◆ REQUIRED WORK: Apart from the pictures, every record here must be copied word for word.

◆ DATA IN THIS EXERCISE:
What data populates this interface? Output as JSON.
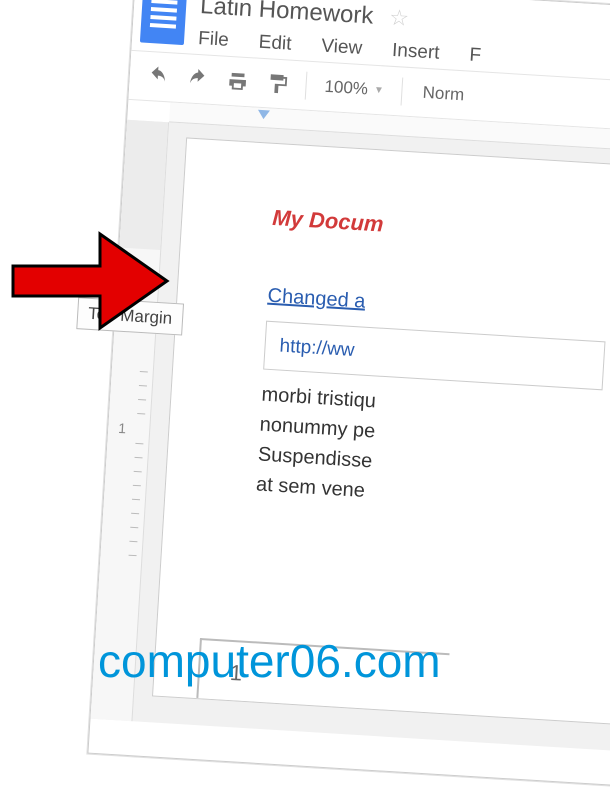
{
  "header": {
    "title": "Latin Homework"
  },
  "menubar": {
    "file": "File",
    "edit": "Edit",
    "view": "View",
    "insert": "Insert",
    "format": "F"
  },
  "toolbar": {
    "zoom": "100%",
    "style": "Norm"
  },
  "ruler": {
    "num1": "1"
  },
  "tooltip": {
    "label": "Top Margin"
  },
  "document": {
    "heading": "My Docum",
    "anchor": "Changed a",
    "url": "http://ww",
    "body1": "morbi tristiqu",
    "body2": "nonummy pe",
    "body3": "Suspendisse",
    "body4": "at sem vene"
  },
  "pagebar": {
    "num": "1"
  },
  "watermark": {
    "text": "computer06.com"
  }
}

◆ EXERCISE RESULT:
What data populates this interface? Output as JSON.
{
  "header": {
    "title": "Latin Homework"
  },
  "menubar": {
    "file": "File",
    "edit": "Edit",
    "view": "View",
    "insert": "Insert",
    "format": "F"
  },
  "toolbar": {
    "zoom": "100%",
    "style": "Norm"
  },
  "ruler": {
    "num1": "1"
  },
  "tooltip": {
    "label": "Top Margin"
  },
  "document": {
    "heading": "My Docum",
    "anchor": "Changed a",
    "url": "http://ww",
    "body1": "morbi tristiqu",
    "body2": "nonummy pe",
    "body3": "Suspendisse",
    "body4": "at sem vene"
  },
  "pagebar": {
    "num": "1"
  },
  "watermark": {
    "text": "computer06.com"
  }
}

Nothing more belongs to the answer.